Task objective: In how many lines of the records does the string "icon" appear? State only the number.

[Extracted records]

★ ★ ★ ★ ★ ★ ★

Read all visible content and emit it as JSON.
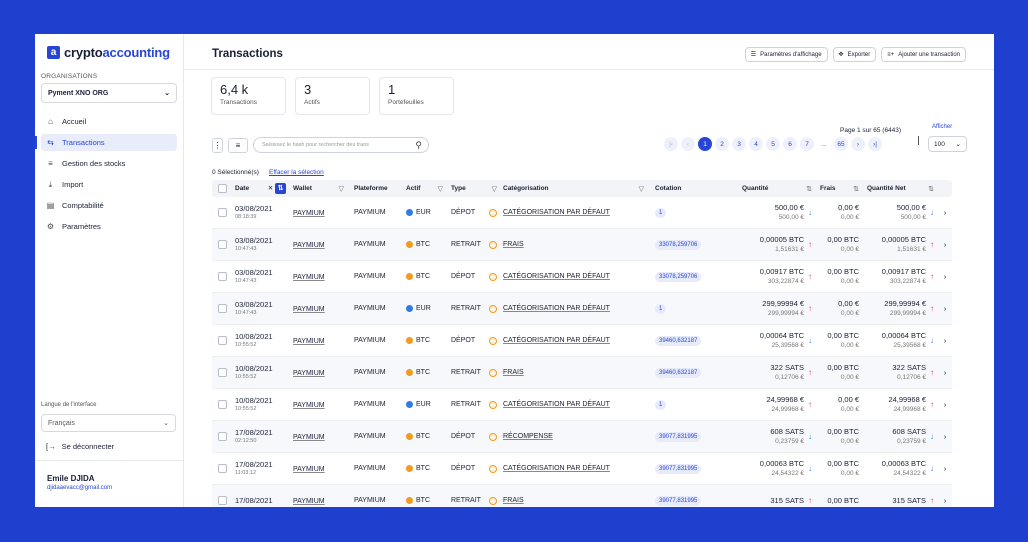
{
  "brand": {
    "logo_letter": "a",
    "name_prefix": "crypto",
    "name_suffix": "accounting",
    "accent": "#2746d6",
    "background": "#1f3fcf"
  },
  "sidebar": {
    "org_label": "ORGANISATIONS",
    "org_value": "Pyment XNO ORG",
    "items": [
      {
        "label": "Accueil",
        "icon": "home-icon",
        "glyph": "⌂",
        "active": false
      },
      {
        "label": "Transactions",
        "icon": "transactions-icon",
        "glyph": "⇆",
        "active": true
      },
      {
        "label": "Gestion des stocks",
        "icon": "stock-icon",
        "glyph": "≡",
        "active": false
      },
      {
        "label": "Import",
        "icon": "import-icon",
        "glyph": "⤓",
        "active": false
      },
      {
        "label": "Comptabilité",
        "icon": "document-icon",
        "glyph": "▤",
        "active": false
      },
      {
        "label": "Paramètres",
        "icon": "gear-icon",
        "glyph": "⚙",
        "active": false
      }
    ],
    "lang_label": "Langue de l'interface",
    "lang_value": "Français",
    "logout": "Se déconnecter",
    "user_name": "Emile DJIDA",
    "user_email": "djidaaevacc@gmail.com"
  },
  "header": {
    "title": "Transactions",
    "btn_display": "Paramètres d'affichage",
    "btn_export": "Exporter",
    "btn_add": "Ajouter une transaction"
  },
  "stats": [
    {
      "value": "6,4 k",
      "label": "Transactions"
    },
    {
      "value": "3",
      "label": "Actifs"
    },
    {
      "value": "1",
      "label": "Portefeuilles"
    }
  ],
  "toolbar": {
    "search_placeholder": "Saisissez le hash pour rechercher des trans"
  },
  "pager": {
    "pages": [
      "1",
      "2",
      "3",
      "4",
      "5",
      "6",
      "7",
      "...",
      "65"
    ],
    "current": "1",
    "info": "Page 1 sur 65 (6443)",
    "show_label": "Afficher",
    "show_value": "100"
  },
  "selection": {
    "count": "0 Sélectionné(s)",
    "clear": "Effacer la sélection"
  },
  "columns": {
    "date": "Date",
    "wallet": "Wallet",
    "platform": "Plateforme",
    "asset": "Actif",
    "type": "Type",
    "category": "Catégorisation",
    "quote": "Cotation",
    "qty": "Quantité",
    "fees": "Frais",
    "net": "Quantité Net"
  },
  "rows": [
    {
      "date": "03/08/2021",
      "time": "08:18:39",
      "wallet": "PAYMIUM",
      "platform": "PAYMIUM",
      "asset": "EUR",
      "coin": "eur",
      "type": "DÉPOT",
      "category": "CATÉGORISATION PAR DÉFAUT",
      "quote": "1",
      "qty": "500,00 €",
      "qty_sub": "500,00 €",
      "dir": "down",
      "fees": "0,00 €",
      "fees_sub": "0,00 €",
      "net": "500,00 €",
      "net_sub": "500,00 €"
    },
    {
      "date": "03/08/2021",
      "time": "10:47:43",
      "wallet": "PAYMIUM",
      "platform": "PAYMIUM",
      "asset": "BTC",
      "coin": "btc",
      "type": "RETRAIT",
      "category": "FRAIS",
      "quote": "33078,259706",
      "qty": "0,00005 BTC",
      "qty_sub": "1,51631 €",
      "dir": "up",
      "fees": "0,00 BTC",
      "fees_sub": "0,00 €",
      "net": "0,00005 BTC",
      "net_sub": "1,51631 €"
    },
    {
      "date": "03/08/2021",
      "time": "10:47:43",
      "wallet": "PAYMIUM",
      "platform": "PAYMIUM",
      "asset": "BTC",
      "coin": "btc",
      "type": "DÉPOT",
      "category": "CATÉGORISATION PAR DÉFAUT",
      "quote": "33078,259706",
      "qty": "0,00917 BTC",
      "qty_sub": "303,22874 €",
      "dir": "up",
      "fees": "0,00 BTC",
      "fees_sub": "0,00 €",
      "net": "0,00917 BTC",
      "net_sub": "303,22874 €"
    },
    {
      "date": "03/08/2021",
      "time": "10:47:43",
      "wallet": "PAYMIUM",
      "platform": "PAYMIUM",
      "asset": "EUR",
      "coin": "eur",
      "type": "RETRAIT",
      "category": "CATÉGORISATION PAR DÉFAUT",
      "quote": "1",
      "qty": "299,99994 €",
      "qty_sub": "299,99994 €",
      "dir": "up",
      "fees": "0,00 €",
      "fees_sub": "0,00 €",
      "net": "299,99994 €",
      "net_sub": "299,99994 €"
    },
    {
      "date": "10/08/2021",
      "time": "10:55:52",
      "wallet": "PAYMIUM",
      "platform": "PAYMIUM",
      "asset": "BTC",
      "coin": "btc",
      "type": "DÉPOT",
      "category": "CATÉGORISATION PAR DÉFAUT",
      "quote": "39460,632187",
      "qty": "0,00064 BTC",
      "qty_sub": "25,39568 €",
      "dir": "down",
      "fees": "0,00 BTC",
      "fees_sub": "0,00 €",
      "net": "0,00064 BTC",
      "net_sub": "25,39568 €"
    },
    {
      "date": "10/08/2021",
      "time": "10:55:52",
      "wallet": "PAYMIUM",
      "platform": "PAYMIUM",
      "asset": "BTC",
      "coin": "btc",
      "type": "RETRAIT",
      "category": "FRAIS",
      "quote": "39460,632187",
      "qty": "322 SATS",
      "qty_sub": "0,12706 €",
      "dir": "up",
      "fees": "0,00 BTC",
      "fees_sub": "0,00 €",
      "net": "322 SATS",
      "net_sub": "0,12706 €"
    },
    {
      "date": "10/08/2021",
      "time": "10:55:52",
      "wallet": "PAYMIUM",
      "platform": "PAYMIUM",
      "asset": "EUR",
      "coin": "eur",
      "type": "RETRAIT",
      "category": "CATÉGORISATION PAR DÉFAUT",
      "quote": "1",
      "qty": "24,99968 €",
      "qty_sub": "24,99968 €",
      "dir": "up",
      "fees": "0,00 €",
      "fees_sub": "0,00 €",
      "net": "24,99968 €",
      "net_sub": "24,99968 €"
    },
    {
      "date": "17/08/2021",
      "time": "02:12:50",
      "wallet": "PAYMIUM",
      "platform": "PAYMIUM",
      "asset": "BTC",
      "coin": "btc",
      "type": "DÉPOT",
      "category": "RÉCOMPENSE",
      "quote": "39077,831995",
      "qty": "608 SATS",
      "qty_sub": "0,23759 €",
      "dir": "down",
      "fees": "0,00 BTC",
      "fees_sub": "0,00 €",
      "net": "608 SATS",
      "net_sub": "0,23759 €"
    },
    {
      "date": "17/08/2021",
      "time": "11:03:12",
      "wallet": "PAYMIUM",
      "platform": "PAYMIUM",
      "asset": "BTC",
      "coin": "btc",
      "type": "DÉPOT",
      "category": "CATÉGORISATION PAR DÉFAUT",
      "quote": "39077,831995",
      "qty": "0,00063 BTC",
      "qty_sub": "24,54322 €",
      "dir": "down",
      "fees": "0,00 BTC",
      "fees_sub": "0,00 €",
      "net": "0,00063 BTC",
      "net_sub": "24,54322 €"
    },
    {
      "date": "17/08/2021",
      "time": "",
      "wallet": "PAYMIUM",
      "platform": "PAYMIUM",
      "asset": "BTC",
      "coin": "btc",
      "type": "RETRAIT",
      "category": "FRAIS",
      "quote": "39077,831995",
      "qty": "315 SATS",
      "qty_sub": "",
      "dir": "up",
      "fees": "0,00 BTC",
      "fees_sub": "",
      "net": "315 SATS",
      "net_sub": ""
    }
  ]
}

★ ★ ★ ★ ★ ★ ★

Your solution: 6